The mine’s current defined indicated and inferred resource amounts to more than 14-million tons at grades ranging from 0.32 to 0.76 carats a ton. An additional 3.7-million tons of kimberlite was drilled and classified as geological potential, which will be upgraded into the resource statement in the next phase of resource extension and evaluation.
The main challenge Octéa had to overcome involved the supply chain and logistics, owing to the remoteness of the project.
“As shipping takes between 9 to 16 weeks, if a component was incorrectly engineered, it would not have been possible to rectify it quickly.
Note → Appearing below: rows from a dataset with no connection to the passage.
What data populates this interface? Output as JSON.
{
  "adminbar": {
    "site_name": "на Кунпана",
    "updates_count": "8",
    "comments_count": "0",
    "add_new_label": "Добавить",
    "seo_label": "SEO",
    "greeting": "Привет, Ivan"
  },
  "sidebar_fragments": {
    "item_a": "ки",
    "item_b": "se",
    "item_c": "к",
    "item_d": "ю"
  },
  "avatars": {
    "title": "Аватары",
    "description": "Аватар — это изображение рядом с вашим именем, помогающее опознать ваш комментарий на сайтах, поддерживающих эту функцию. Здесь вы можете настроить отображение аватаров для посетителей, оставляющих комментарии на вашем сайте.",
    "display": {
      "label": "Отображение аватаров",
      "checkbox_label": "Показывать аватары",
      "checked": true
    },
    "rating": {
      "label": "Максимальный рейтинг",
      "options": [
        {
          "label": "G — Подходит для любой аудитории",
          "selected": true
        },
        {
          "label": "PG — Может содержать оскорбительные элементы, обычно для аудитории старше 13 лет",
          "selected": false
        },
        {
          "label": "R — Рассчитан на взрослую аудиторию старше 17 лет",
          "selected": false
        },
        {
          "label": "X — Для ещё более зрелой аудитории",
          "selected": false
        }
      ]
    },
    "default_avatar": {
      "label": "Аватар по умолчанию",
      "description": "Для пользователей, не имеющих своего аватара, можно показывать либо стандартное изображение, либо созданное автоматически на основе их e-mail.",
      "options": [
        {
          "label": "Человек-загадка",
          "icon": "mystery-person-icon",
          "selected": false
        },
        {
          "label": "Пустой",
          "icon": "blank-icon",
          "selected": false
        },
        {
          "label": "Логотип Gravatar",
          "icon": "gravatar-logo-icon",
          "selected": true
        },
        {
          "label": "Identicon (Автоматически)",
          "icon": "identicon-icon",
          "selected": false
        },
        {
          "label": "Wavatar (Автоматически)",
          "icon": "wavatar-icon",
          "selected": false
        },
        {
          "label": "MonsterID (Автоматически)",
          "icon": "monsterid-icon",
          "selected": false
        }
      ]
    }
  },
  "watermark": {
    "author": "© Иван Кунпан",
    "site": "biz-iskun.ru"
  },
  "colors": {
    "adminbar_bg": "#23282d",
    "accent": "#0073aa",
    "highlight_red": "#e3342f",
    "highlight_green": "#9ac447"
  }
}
Therefore, the entire plant was manu- factured, trial-erected and water-tested in South Africa to identify any potential problem areas prior to being dismantled and packed in containers for shipping to Sierra Leone,” Joubert explains.
Running in parallel at Koidu were the site establishment, earthworks, civil engineering and the laying of foundations, which enabled the erection of the plant to start immediately after the 216 shipped containers had arrived on site.
Despite the metal workers strike in South Africa during the critical manufacturing stages and the coup in Côte d’Ivoire, which disrupted shipping routes, the plant was still commissioned within the planned timeframes.
The diamonds mined at Koidu enable the company to finance numerous development initiatives, said Joubert.
“Country and community initiatives undertaken by the company, to date, include clean water supply to the Kimbadu resettlement village, education facilities and programmes, a road refurbishment programme, infrastructure development, healthcare programmes, agriculture projects, feeding schemes, local business development programmes, a sports development programme, an employee development programme and employee welfare. Most of these initiatives are ongoing,” he said.
The Octéa Foundation, which focuses on community development, wants to further enhance these initiatives through the provision of clean water for the town of Koidu and the establishment of a malaria prevention programme, as well as national education programmes.